[Excerpted data]

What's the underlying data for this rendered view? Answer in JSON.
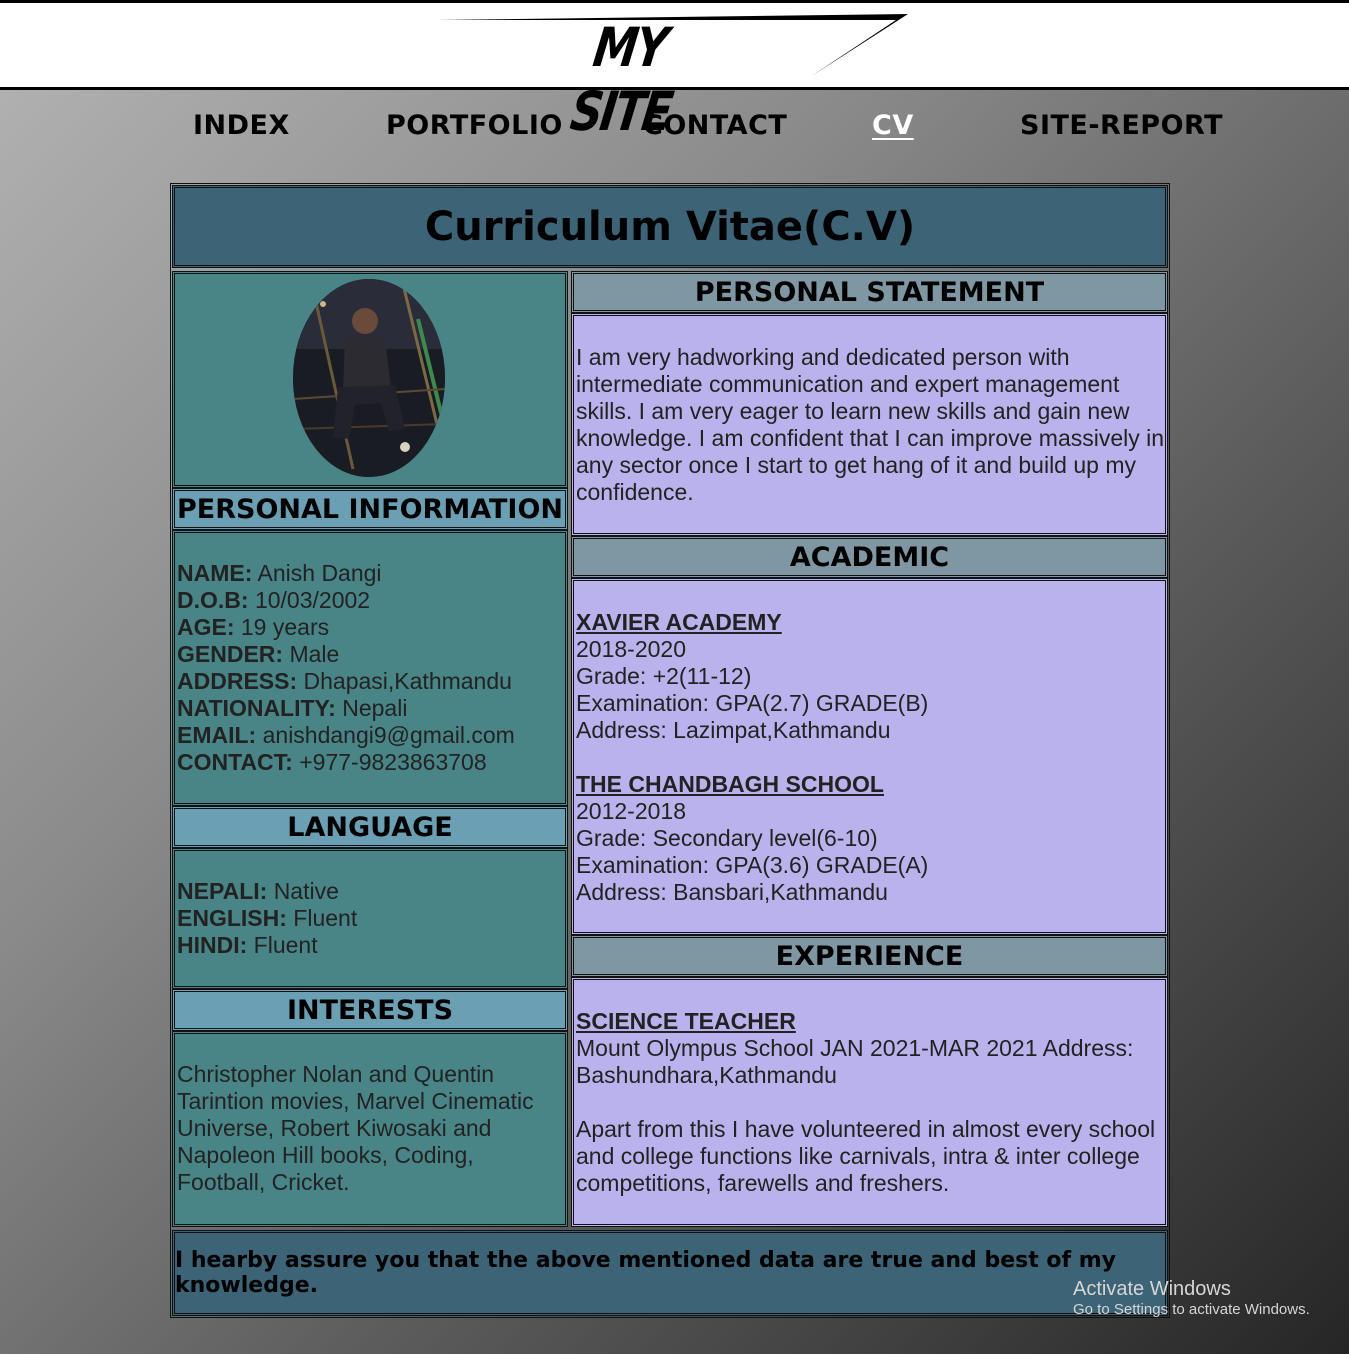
{
  "site": {
    "logo_text": "MY SITE"
  },
  "nav": {
    "items": [
      {
        "label": "INDEX"
      },
      {
        "label": "PORTFOLIO"
      },
      {
        "label": "CONTACT"
      },
      {
        "label": "CV"
      },
      {
        "label": "SITE-REPORT"
      }
    ],
    "active": "CV"
  },
  "cv": {
    "title": "Curriculum Vitae(C.V)",
    "personal_information": {
      "heading": "PERSONAL INFORMATION",
      "fields": [
        {
          "label": "NAME:",
          "value": "Anish Dangi"
        },
        {
          "label": "D.O.B:",
          "value": "10/03/2002"
        },
        {
          "label": "AGE:",
          "value": "19 years"
        },
        {
          "label": "GENDER:",
          "value": "Male"
        },
        {
          "label": "ADDRESS:",
          "value": "Dhapasi,Kathmandu"
        },
        {
          "label": "NATIONALITY:",
          "value": "Nepali"
        },
        {
          "label": "EMAIL:",
          "value": "anishdangi9@gmail.com"
        },
        {
          "label": "CONTACT:",
          "value": "+977-9823863708"
        }
      ]
    },
    "language": {
      "heading": "LANGUAGE",
      "items": [
        {
          "label": "NEPALI:",
          "value": "Native"
        },
        {
          "label": "ENGLISH:",
          "value": "Fluent"
        },
        {
          "label": "HINDI:",
          "value": "Fluent"
        }
      ]
    },
    "interests": {
      "heading": "INTERESTS",
      "lines": [
        "Christopher Nolan and Quentin",
        "Tarintion movies, Marvel Cinematic",
        "Universe, Robert Kiwosaki and",
        "Napoleon Hill books, Coding,",
        "Football, Cricket."
      ]
    },
    "personal_statement": {
      "heading": "PERSONAL STATEMENT",
      "lines": [
        "I am very hadworking and dedicated person with",
        "intermediate communication and expert management",
        "skills. I am very eager to learn new skills and gain new",
        "knowledge. I am confident that I can improve massively in",
        "any sector once I start to get hang of it and build up my",
        "confidence."
      ]
    },
    "academic": {
      "heading": "ACADEMIC",
      "schools": [
        {
          "name": "XAVIER ACADEMY",
          "years": "2018-2020",
          "grade": "Grade: +2(11-12)",
          "exam": "Examination: GPA(2.7) GRADE(B)",
          "address": "Address: Lazimpat,Kathmandu"
        },
        {
          "name": "THE CHANDBAGH SCHOOL",
          "years": "2012-2018",
          "grade": "Grade: Secondary level(6-10)",
          "exam": "Examination: GPA(3.6) GRADE(A)",
          "address": "Address: Bansbari,Kathmandu"
        }
      ]
    },
    "experience": {
      "heading": "EXPERIENCE",
      "job_title": "SCIENCE TEACHER",
      "job_lines": [
        "Mount Olympus School JAN 2021-MAR 2021 Address:",
        "Bashundhara,Kathmandu"
      ],
      "extra_lines": [
        "Apart from this I have volunteered in almost every school",
        "and college functions like carnivals, intra & inter college",
        "competitions, farewells and freshers."
      ]
    },
    "declaration": "I hearby assure you that the above mentioned data are true and best of my knowledge."
  },
  "watermark": {
    "line1": "Activate Windows",
    "line2": "Go to Settings to activate Windows."
  },
  "colors": {
    "panel_teal": "#498587",
    "panel_lavender": "#bab2ec",
    "title_bar": "#3c6376",
    "heading_blue": "#6b9fb4",
    "heading_gray": "#7f96a3"
  }
}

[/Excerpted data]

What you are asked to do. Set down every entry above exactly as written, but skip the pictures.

Result of the exercise.
What's the underlying data for this rendered view? Answer in JSON.
{
  "site": {
    "logo_text": "MY SITE"
  },
  "nav": {
    "items": [
      {
        "label": "INDEX"
      },
      {
        "label": "PORTFOLIO"
      },
      {
        "label": "CONTACT"
      },
      {
        "label": "CV"
      },
      {
        "label": "SITE-REPORT"
      }
    ],
    "active": "CV"
  },
  "cv": {
    "title": "Curriculum Vitae(C.V)",
    "personal_information": {
      "heading": "PERSONAL INFORMATION",
      "fields": [
        {
          "label": "NAME:",
          "value": "Anish Dangi"
        },
        {
          "label": "D.O.B:",
          "value": "10/03/2002"
        },
        {
          "label": "AGE:",
          "value": "19 years"
        },
        {
          "label": "GENDER:",
          "value": "Male"
        },
        {
          "label": "ADDRESS:",
          "value": "Dhapasi,Kathmandu"
        },
        {
          "label": "NATIONALITY:",
          "value": "Nepali"
        },
        {
          "label": "EMAIL:",
          "value": "anishdangi9@gmail.com"
        },
        {
          "label": "CONTACT:",
          "value": "+977-9823863708"
        }
      ]
    },
    "language": {
      "heading": "LANGUAGE",
      "items": [
        {
          "label": "NEPALI:",
          "value": "Native"
        },
        {
          "label": "ENGLISH:",
          "value": "Fluent"
        },
        {
          "label": "HINDI:",
          "value": "Fluent"
        }
      ]
    },
    "interests": {
      "heading": "INTERESTS",
      "lines": [
        "Christopher Nolan and Quentin",
        "Tarintion movies, Marvel Cinematic",
        "Universe, Robert Kiwosaki and",
        "Napoleon Hill books, Coding,",
        "Football, Cricket."
      ]
    },
    "personal_statement": {
      "heading": "PERSONAL STATEMENT",
      "lines": [
        "I am very hadworking and dedicated person with",
        "intermediate communication and expert management",
        "skills. I am very eager to learn new skills and gain new",
        "knowledge. I am confident that I can improve massively in",
        "any sector once I start to get hang of it and build up my",
        "confidence."
      ]
    },
    "academic": {
      "heading": "ACADEMIC",
      "schools": [
        {
          "name": "XAVIER ACADEMY",
          "years": "2018-2020",
          "grade": "Grade: +2(11-12)",
          "exam": "Examination: GPA(2.7) GRADE(B)",
          "address": "Address: Lazimpat,Kathmandu"
        },
        {
          "name": "THE CHANDBAGH SCHOOL",
          "years": "2012-2018",
          "grade": "Grade: Secondary level(6-10)",
          "exam": "Examination: GPA(3.6) GRADE(A)",
          "address": "Address: Bansbari,Kathmandu"
        }
      ]
    },
    "experience": {
      "heading": "EXPERIENCE",
      "job_title": "SCIENCE TEACHER",
      "job_lines": [
        "Mount Olympus School JAN 2021-MAR 2021 Address:",
        "Bashundhara,Kathmandu"
      ],
      "extra_lines": [
        "Apart from this I have volunteered in almost every school",
        "and college functions like carnivals, intra & inter college",
        "competitions, farewells and freshers."
      ]
    },
    "declaration": "I hearby assure you that the above mentioned data are true and best of my knowledge."
  },
  "watermark": {
    "line1": "Activate Windows",
    "line2": "Go to Settings to activate Windows."
  },
  "colors": {
    "panel_teal": "#498587",
    "panel_lavender": "#bab2ec",
    "title_bar": "#3c6376",
    "heading_blue": "#6b9fb4",
    "heading_gray": "#7f96a3"
  }
}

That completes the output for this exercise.